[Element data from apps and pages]
———

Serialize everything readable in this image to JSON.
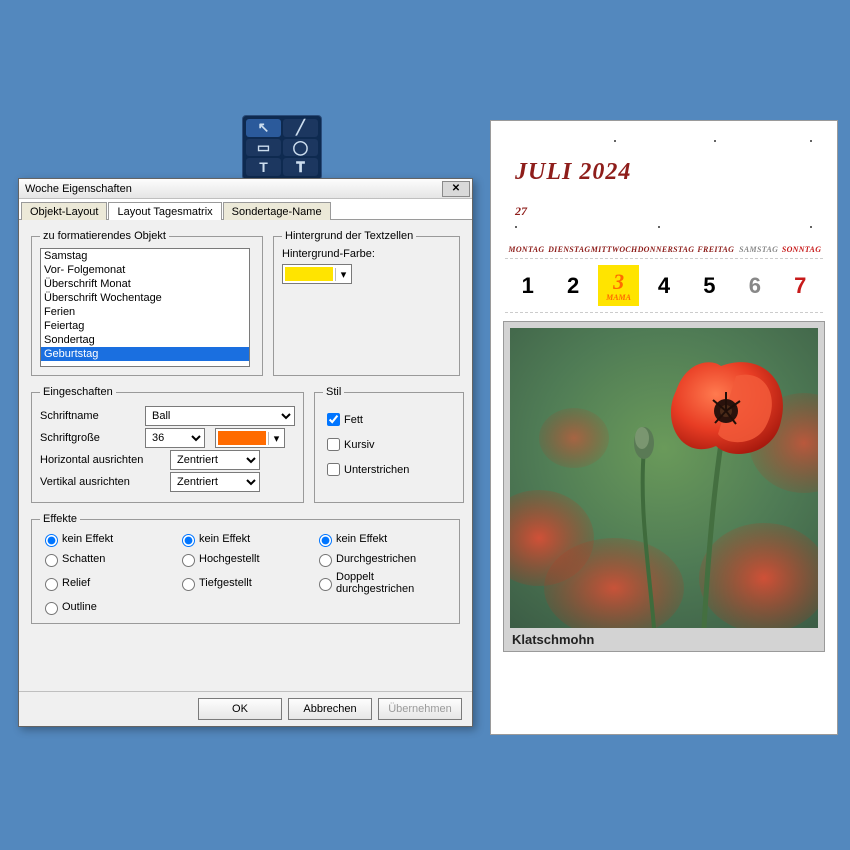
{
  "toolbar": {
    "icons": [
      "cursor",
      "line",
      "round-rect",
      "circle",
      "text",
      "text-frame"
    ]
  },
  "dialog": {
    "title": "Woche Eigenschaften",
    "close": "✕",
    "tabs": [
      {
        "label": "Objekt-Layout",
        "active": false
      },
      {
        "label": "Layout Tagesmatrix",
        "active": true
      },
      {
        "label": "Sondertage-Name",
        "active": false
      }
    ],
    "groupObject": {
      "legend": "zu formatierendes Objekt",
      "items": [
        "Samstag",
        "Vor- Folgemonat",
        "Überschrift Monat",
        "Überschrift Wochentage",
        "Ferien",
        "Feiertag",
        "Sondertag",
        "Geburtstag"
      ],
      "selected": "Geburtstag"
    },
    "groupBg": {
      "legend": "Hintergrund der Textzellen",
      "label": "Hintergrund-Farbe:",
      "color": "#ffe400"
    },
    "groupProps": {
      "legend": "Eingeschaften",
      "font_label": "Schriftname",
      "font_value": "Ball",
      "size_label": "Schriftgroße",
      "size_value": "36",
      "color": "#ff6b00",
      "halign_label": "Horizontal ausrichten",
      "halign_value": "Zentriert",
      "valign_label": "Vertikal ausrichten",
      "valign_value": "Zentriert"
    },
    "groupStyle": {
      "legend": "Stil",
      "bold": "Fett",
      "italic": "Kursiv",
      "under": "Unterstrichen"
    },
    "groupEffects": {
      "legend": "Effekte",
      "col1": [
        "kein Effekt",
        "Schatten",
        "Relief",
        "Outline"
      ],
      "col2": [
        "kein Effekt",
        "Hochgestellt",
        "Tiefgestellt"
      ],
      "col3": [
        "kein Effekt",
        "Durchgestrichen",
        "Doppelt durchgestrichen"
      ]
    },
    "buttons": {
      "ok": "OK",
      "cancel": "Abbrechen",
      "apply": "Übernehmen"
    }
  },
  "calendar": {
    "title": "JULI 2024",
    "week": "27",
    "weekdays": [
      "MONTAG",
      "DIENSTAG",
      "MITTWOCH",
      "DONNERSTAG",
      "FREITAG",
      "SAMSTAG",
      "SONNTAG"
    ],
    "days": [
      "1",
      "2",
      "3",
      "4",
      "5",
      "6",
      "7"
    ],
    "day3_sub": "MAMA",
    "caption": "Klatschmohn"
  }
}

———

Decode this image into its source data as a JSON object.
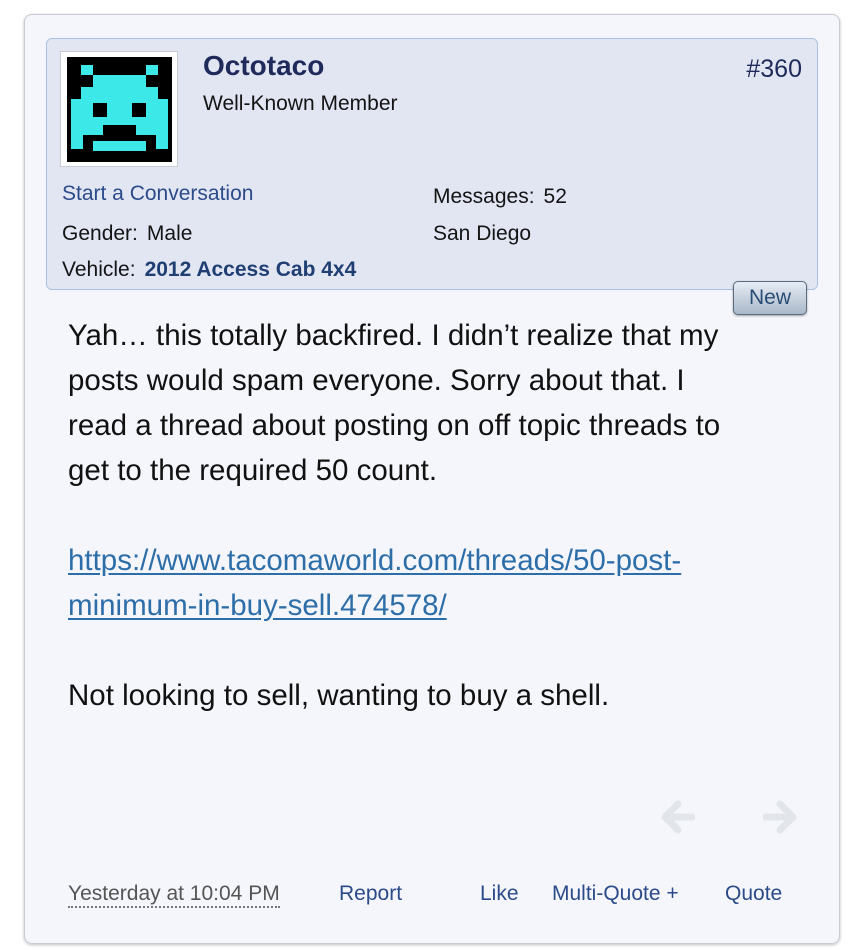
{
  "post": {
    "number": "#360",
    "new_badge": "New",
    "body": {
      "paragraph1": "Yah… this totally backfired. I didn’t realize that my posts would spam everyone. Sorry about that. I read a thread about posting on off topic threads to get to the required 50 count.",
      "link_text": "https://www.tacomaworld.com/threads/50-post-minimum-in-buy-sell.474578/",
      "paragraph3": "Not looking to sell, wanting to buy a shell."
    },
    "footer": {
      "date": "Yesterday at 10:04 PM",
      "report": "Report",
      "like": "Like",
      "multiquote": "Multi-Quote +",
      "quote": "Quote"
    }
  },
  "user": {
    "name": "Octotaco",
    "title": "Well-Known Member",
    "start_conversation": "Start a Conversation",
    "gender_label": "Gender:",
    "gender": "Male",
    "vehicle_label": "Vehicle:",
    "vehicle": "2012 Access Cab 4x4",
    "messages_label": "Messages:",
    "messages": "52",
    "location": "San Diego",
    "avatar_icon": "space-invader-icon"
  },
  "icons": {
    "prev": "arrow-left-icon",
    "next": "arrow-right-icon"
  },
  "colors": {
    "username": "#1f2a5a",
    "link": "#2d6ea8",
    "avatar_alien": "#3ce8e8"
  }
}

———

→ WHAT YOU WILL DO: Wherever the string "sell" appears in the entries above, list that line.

→ FINISHED TASK:
      "link_text": "https://www.tacomaworld.com/threads/50-post-minimum-in-buy-sell.474578/",
      "paragraph3": "Not looking to sell, wanting to buy a shell."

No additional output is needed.